Father, You have made us Your own. You have purchased us with the blood of Your own Son and You expect us to live up to our calling as Your sons and daughters. Your will for us is holiness. You have placed Your Spirit within us in order to make it possible for us to live differently and distinctively in this world. There are all kinds of decisions we make every day. Help us to make them with holiness as the objective. Don’t let us compromise and make it just about our happiness. Show us how to live our lives in such a way that they please You, not us. Amen.

Ken Miller
Grow Pastor & Minister to Men
kenm@christchapelbc.org

Proverbs 5e

God Sees.

“For the Lord sees clearly what a man does, examining every path he takes.” – Proverbs 5:21 NLT

Have you ever stopped to think just how silly it is to attempt to try and and hide anything from God? After all, He is all-knowing and is not limited by space and time. He is everywhere at once and does not have to deal with the limitations of past, present and future as we do. He sees everything equally well, regardless of whether it has already happened or has yet to take place.

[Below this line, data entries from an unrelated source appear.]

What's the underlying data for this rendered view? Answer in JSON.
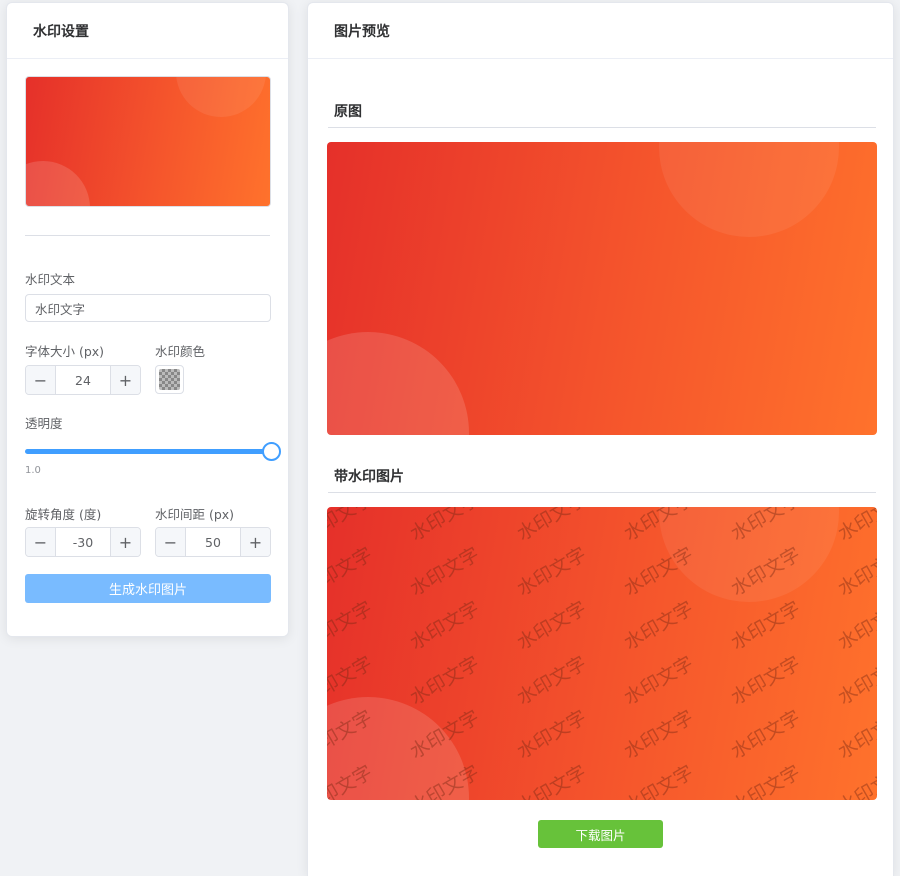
{
  "settings": {
    "title": "水印设置",
    "watermark_text_label": "水印文本",
    "watermark_text_value": "水印文字",
    "font_size_label": "字体大小 (px)",
    "font_size_value": "24",
    "color_label": "水印颜色",
    "opacity_label": "透明度",
    "opacity_value": "1.0",
    "opacity_fraction": 1.0,
    "rotation_label": "旋转角度 (度)",
    "rotation_value": "-30",
    "spacing_label": "水印间距 (px)",
    "spacing_value": "50",
    "generate_button": "生成水印图片",
    "stepper_minus": "−",
    "stepper_plus": "+"
  },
  "preview": {
    "title": "图片预览",
    "original_label": "原图",
    "watermarked_label": "带水印图片",
    "download_button": "下载图片",
    "watermark_text": "水印文字"
  },
  "colors": {
    "primary": "#409eff",
    "primary_light": "#79bbff",
    "success": "#67c23a",
    "image_gradient_start": "#e5302a",
    "image_gradient_end": "#ff722c"
  },
  "icons": {
    "color_swatch": "checkerboard-swatch-icon"
  }
}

David put it this way in Psalm 139:

1O Lord, you have examined my heart

and know everything about me.

2You know when I sit down or stand up.

You know my thoughts even when I’m far away.

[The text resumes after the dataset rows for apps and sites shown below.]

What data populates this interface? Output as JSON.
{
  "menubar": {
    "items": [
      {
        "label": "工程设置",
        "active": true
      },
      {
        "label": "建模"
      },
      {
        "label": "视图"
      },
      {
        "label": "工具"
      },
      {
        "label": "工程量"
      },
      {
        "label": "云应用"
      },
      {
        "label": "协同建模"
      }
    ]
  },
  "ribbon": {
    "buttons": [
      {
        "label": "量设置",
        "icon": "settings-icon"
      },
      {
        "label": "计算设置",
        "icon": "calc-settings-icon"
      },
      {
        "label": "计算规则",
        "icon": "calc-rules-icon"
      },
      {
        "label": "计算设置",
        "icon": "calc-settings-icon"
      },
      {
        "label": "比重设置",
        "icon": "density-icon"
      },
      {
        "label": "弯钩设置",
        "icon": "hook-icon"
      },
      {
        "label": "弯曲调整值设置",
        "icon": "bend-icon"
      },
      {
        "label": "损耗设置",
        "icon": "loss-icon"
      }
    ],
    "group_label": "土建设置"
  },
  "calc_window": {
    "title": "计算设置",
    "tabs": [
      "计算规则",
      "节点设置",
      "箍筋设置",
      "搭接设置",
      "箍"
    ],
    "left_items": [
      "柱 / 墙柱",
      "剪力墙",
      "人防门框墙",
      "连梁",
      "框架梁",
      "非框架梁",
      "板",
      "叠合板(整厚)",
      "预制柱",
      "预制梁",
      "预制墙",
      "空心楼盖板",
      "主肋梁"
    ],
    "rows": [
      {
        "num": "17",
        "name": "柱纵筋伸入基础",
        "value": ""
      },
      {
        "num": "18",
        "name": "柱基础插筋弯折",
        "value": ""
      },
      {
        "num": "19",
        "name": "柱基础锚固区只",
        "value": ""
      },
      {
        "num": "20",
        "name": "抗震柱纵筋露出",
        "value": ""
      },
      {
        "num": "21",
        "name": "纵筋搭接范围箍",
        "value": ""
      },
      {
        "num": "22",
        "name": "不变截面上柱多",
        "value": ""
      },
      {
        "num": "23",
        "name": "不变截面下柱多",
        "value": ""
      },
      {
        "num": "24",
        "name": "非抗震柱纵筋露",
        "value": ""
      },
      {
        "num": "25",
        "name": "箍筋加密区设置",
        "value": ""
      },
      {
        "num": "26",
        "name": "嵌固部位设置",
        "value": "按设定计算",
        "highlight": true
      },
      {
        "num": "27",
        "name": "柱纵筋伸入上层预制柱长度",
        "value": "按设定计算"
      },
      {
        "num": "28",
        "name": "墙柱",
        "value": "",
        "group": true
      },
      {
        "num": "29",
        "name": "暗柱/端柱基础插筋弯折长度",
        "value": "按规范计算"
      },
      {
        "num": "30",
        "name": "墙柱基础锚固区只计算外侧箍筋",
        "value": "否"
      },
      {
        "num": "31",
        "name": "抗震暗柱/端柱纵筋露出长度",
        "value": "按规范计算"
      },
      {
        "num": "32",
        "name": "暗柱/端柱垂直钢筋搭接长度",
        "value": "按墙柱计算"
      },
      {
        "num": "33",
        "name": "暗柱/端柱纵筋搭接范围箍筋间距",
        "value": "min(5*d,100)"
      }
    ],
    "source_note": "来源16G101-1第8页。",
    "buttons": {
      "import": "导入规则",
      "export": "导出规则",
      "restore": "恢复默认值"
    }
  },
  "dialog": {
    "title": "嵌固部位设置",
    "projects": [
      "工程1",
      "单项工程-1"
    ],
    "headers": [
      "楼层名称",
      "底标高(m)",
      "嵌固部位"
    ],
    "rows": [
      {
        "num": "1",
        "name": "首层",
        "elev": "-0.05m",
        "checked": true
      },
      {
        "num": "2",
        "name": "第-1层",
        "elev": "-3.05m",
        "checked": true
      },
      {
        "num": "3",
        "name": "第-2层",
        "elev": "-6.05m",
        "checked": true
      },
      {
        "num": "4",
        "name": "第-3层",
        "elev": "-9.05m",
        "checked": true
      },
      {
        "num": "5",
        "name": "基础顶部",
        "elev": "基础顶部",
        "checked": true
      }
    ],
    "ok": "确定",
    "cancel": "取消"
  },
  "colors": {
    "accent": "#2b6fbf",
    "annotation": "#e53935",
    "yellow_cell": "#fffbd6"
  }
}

3You see me when I travel

and when I rest at home.

You know everything I do.

4You know what I am going to say

even before I say it, Lord.

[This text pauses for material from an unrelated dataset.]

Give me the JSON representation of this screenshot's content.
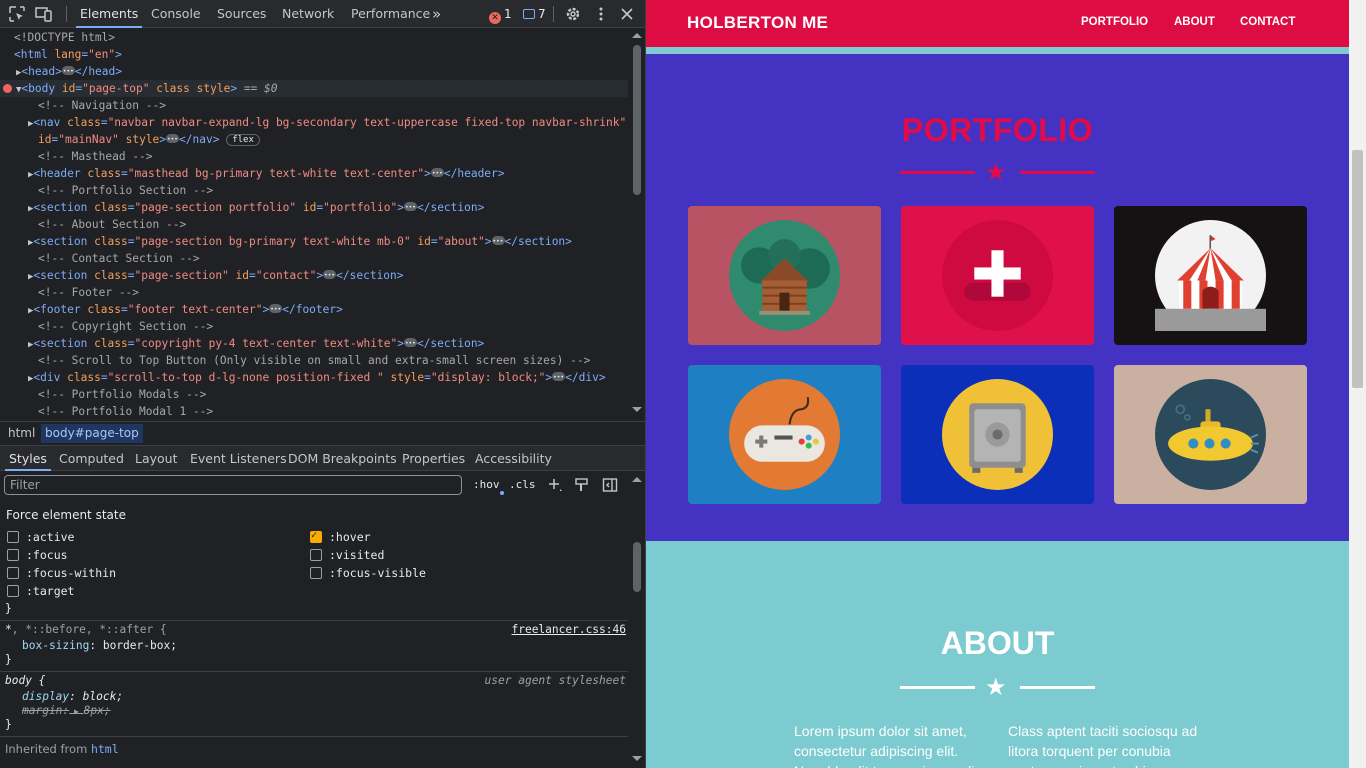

5You go before me and follow me.

You place your hand of blessing on my head.

6Such knowledge is too wonderful for me,

too great for me to understand!

He knows it all, including what I am going to say before I even say it. God sees everything I do. He examines every path I take. He literally weighs out our actions, putting them in a scale and determining their value or worth. And He measures them against His own righteous standard, not the flawed and fickle standards of this world. The context for this verse is a serious warning from a father to his son regarding the dangers of sexual immorality and promiscuity. He is trying to get his son to realize the deadly ramifications of being unfaithful to his wife and allowing himself to fall for the temptations of adultery. He gives him all the dire outcomes, but then wraps it up by reminding his son that God sees ALL our actions, and He measures and examines them against His own righteous requirements. We can’t hide what we do from God. We may fool our spouses and our friends, but God sees all and knows all. And He knows exactly what is going on in our hearts even if we choose not to act out our adulterous desires. He knows every time we lust and every time an immoral thought goes through our brain. That realization should sober us and cause us to seriously consider our ways.

The fact that God sees all and knows all should only scare us if we are guilty of doing things of which He might disapprove. The existence of traffic cameras should not strike fear into the hearts of those who are obeying the traffic signs. The presence of a policeman on the side of the road should not make our palms sweat and our hearts race unless we happen to be breaking the speed limit. If we are living in obedience to God’s Word and in reliance upon His Spirit, His all-seeing eye should bring us comfort, not fear. We should rejoice in the fact that God is always looking out for us and never takes His eyes off us. And if He does happen to see us do something contrary to His will, He makes it known to us so that we can confess it and receive His forgiveness. We live under His watchful eyes at all times. There is no time when He is unaware of us or cannot see us. That realization should bring us peace and cause us to consider our ways more seriously. “For the Lord sees clearly what a man does, examining every path he takes.”

Father, thank You for never taking your eyes off of me. What a comfort to know You are always there and you are always fully aware. Never let me forget that I am living under your loving, watchful eye at all times. May that realization influence my behavior and my thoughts. Amen

Ken Miller
Grow Pastor & Minister to Men
kenm@christchapelbc.org